Next week we’ll answer questions about the construction process. If you have any construction questions you would like answered, asked them in the comments below.

 

 

Lack of Quality, Honesty and Integrity

 

 

 

 

 

The Remainder of the Construction Complaint List

 

 

This is the fourth and final post in this series of building solutions on how to avoid construction project nightmares. Previously I wrote about the most common reasons construction projects fall apart. The next two posts dealt with the high cost of poor communication and what contractor communication should include. This week we’ll focus on the character portion of the list.


We’ve all have had experiences where things didn’t turn out like we had envisioned. This is true in everything, especially construction. Lower standards have become accepted and normal.


The low bar of expectation has become the construction industry standard.


I believe this to be attributed mainly to the focus on price. We should be conscious of what things cost, but when it is the determining factor above everything else, something will give. Most likely that will be quality and service.

 


The second factor is that we’ve become a fast-paced drive-through people. We expect everything to be instantaneous. The cost for this lightning fast speed is the same as price…quality and service.


Raising the bar is simple really.


It starts with an awareness of how low the bar is. It has been moving down in small increments for years. It’s happened so slowly that most don’t even realize how low it is. Raising it up will be a slow process as well.


The remainder of the list of reasons construction projects fall apart is as follows:

 

  • Poor quality
  • Cluttered and unorganized job site
  • Left hanging part way through an unfinished project
  • Lack of scheduling or poor time management

 

Quality, honesty and integrity cover this part of the list. These are character issues. They are about choosing to give as much importance to someone else’s needs as I do my own.

 


Quality – is the degree to which something is produced correctly. It can be somewhat subjective, but the higher the bar is raised, the higher the quality standard becomes.


Honesty – is moral character that is trustworthy, loyal, fair and sincere. It is absent of lying, cheating and stealing. Thomas Jefferson is attributed with having said, “Honesty is the first chapter in the book of wisdom.”


Integrity – is adherence to strong moral and ethical principles and values. One has integrity to the extent that they act according to the values, beliefs and principles they claim to hold.


Poor quality and a disorganized job site are part of the physical construction skill set. These things are skills that should be taught through apprenticeship and mentoring.


The same is true for lack of scheduling and poor time management.
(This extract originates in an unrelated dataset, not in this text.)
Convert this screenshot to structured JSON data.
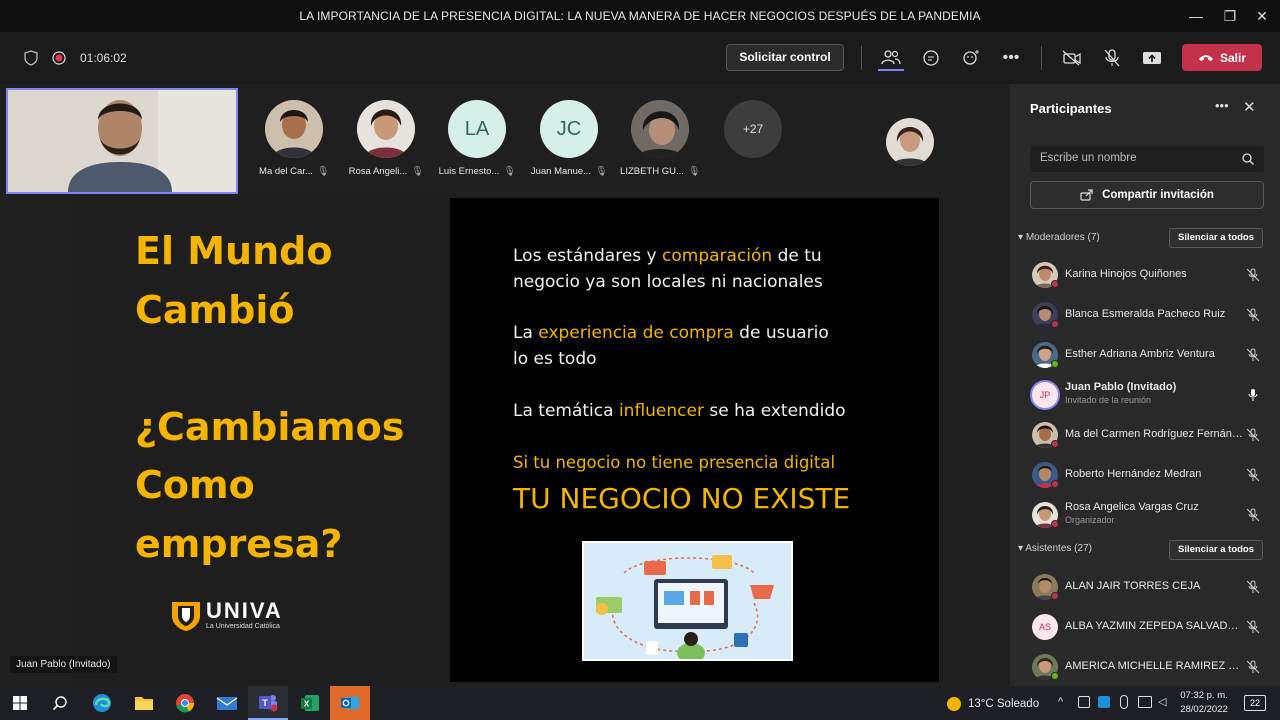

These things can be taught. Learning and applying these skills is more difficult, in that they are more directly connected to specific personality traits.


Leaving a job hanging partially finished, however is strictly a moral issue and unacceptable, short of some life altering emergency.


The entire issue of construction projects falling apart is unnecessary and unacceptable.

 


It doesn’t have to be this way!

 


You can choose what you want, it’s up to you. Learn more, expect more. Raise the bar as high as you can reach.